Like most of you, I was alternately entertained and horrified by the shambolic display of Republican chaos at the opening of Congress. Entertained because it’s a treat to see pomp and circumstance enter the arena with its collective pants around its ankles; horrified by the prospect of this chaos bringing down the world’s financial structure this fall when the debt ceiling comes up for a vote.
But I saw something else: another example of how in Washington a minority — sometimes a very small one — can frustrate the will of a majority. Even if we understand that our system was purposely designed with anti-majoritarian rules and principles, it’s remarkable how often the few can overwhelm the many, to disastrous effect.
The House of Representatives is supposed to be the place where the majority rules by majority vote, where the power of a state is roughly equivalent to its population. It’s supposed to be a contrast to the Senate, which is laden with protection against the unruly mob. That’s where a minority can filibuster a bill to death, where a single member can put a “hold” on an appointment, where the body gives equal votes to the least and most populous of states. That’s where even a party with 58 or 59 votes can find its legislative hopes dashed by the need for 60 on virtually every bill.
So what happened Tuesday in “the people’s house?”
Members who constitute less than 5 percent of the chamber, and less than 10 percent of the Republican caucus, brought the House to a standstill.
Kevin McCarthy, who is increasingly coming to resemble Charlie Brown on the pitcher’s mound, managed to win 85 percent of the House GOP vote last November. That’s a pretty impressive demonstration of the conference’s sentiment. But because the GOP majority in the House is so thin, only five defectors out of 222 were needed to throw a cloud over McCarthy’s selection as speaker. Conservative hard-liners then made a series of demands — which McCarthy was largely inclined to meet — that would cede even more power to an ever-smaller cohort. (One of those demands would have given a single member the power to call a vote for the removal of the speaker — the very power that helped drive previous speakers into retirement.)
Did it matter that the great majority of House Republicans did not embrace these demands? Did it matter that the overwhelming majority of them wanted to hand McCarthy the speaker’s gavel? No. With the determination of a hostage-taker, this little band of willful men and women managed to leverage their 5 percent of the vote into at least temporarily paralyzing Congress.
Well, maybe this is not all that surprising. One of the striking aspects of our current politics is the growing disdain of some in the Republican universe for the whole idea that majorities get to govern.
For instance, you might think that Republicans are concerned about their inability to win the presidential popular vote. Once upon a time, they won it more often than they lost; from 1952-1988, the GOP won it seven out of ten times. Since then, they have won it once, and lost it seven times. True, that is not how presidents are elected, but rather than trying to broaden their share of the vote, Republicans prefer to talk about “voter integrity,” and raise questions about those voters in Atlanta, Philadelphia, Detroit. One top Wisconsin GOPer even said that if you don’t count Milwaukee or Madison, Republicans would win every statewide contest. Behind these “voter integrity” proposals is the unspoken conviction that “the wrong people” are voting.

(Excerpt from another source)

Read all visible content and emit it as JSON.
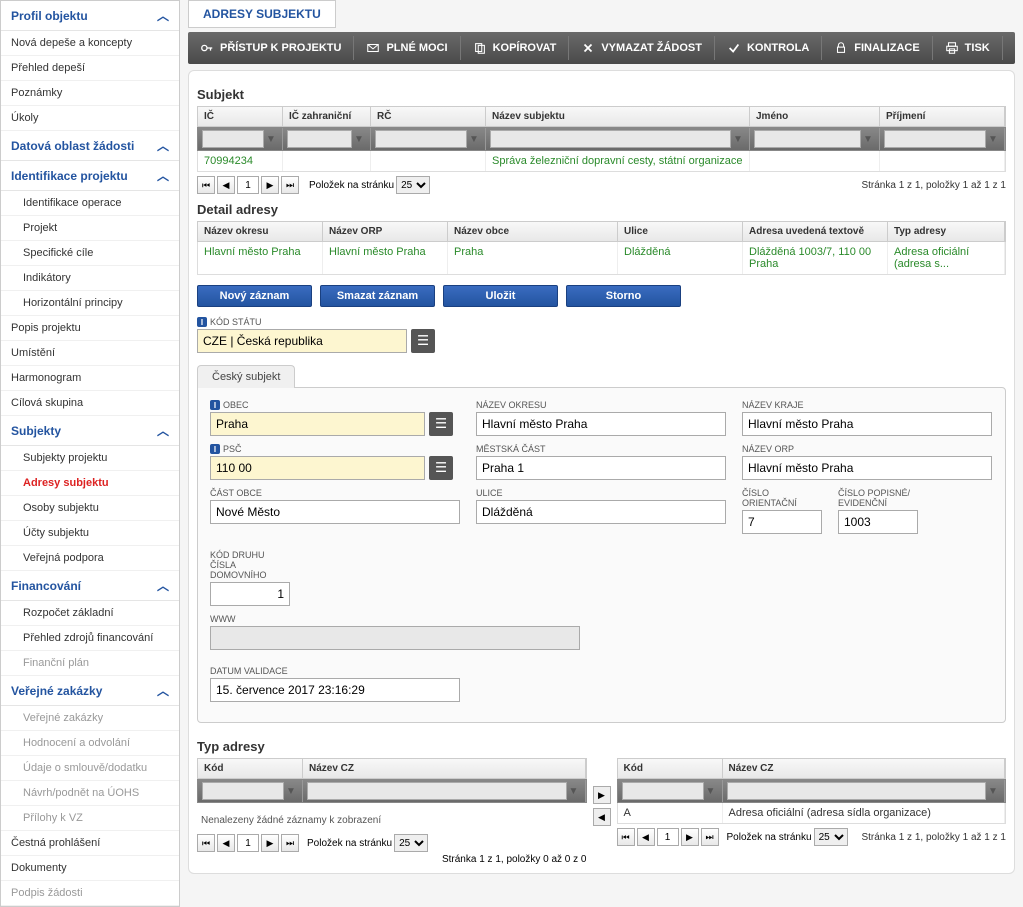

Among some thinkers on the right, there is substantial support for the idea of an “independent state legislature,” with power to draw the lines, set the rules (and perhaps even cast the vote) for elections, that cannot be challenged by courts, or even voters who want independent redistricting commissions. It’s a notion that may be too much even for the aggressive conservative super-majority on the Supreme Court, though it’s too early to tell exactly how the court will rule on the issue.
We don’t know yet whether the current smash up in the House will cause an aggrieved majority of House Republicans to finally say “enough” to the rebels, who are surely eager to cause more mayhem after this episode. Could they be denied committee assignments? Is it possible that a different minority — the ever-shrinking band of genuinely moderate Republicans — will join the Democrats to elect a speaker of their own? (It’s unlikely, of course, and the lesson of what happened to pro-impeachment House Republicans does not suggest a happy ending for this tactic).
What we do know is that we are being taught another lesson in just how fragile majorities — and our very system of governance — can be, especially if they are challenged by a minority shrewd enough and committed enough to attack their vulnerabilities.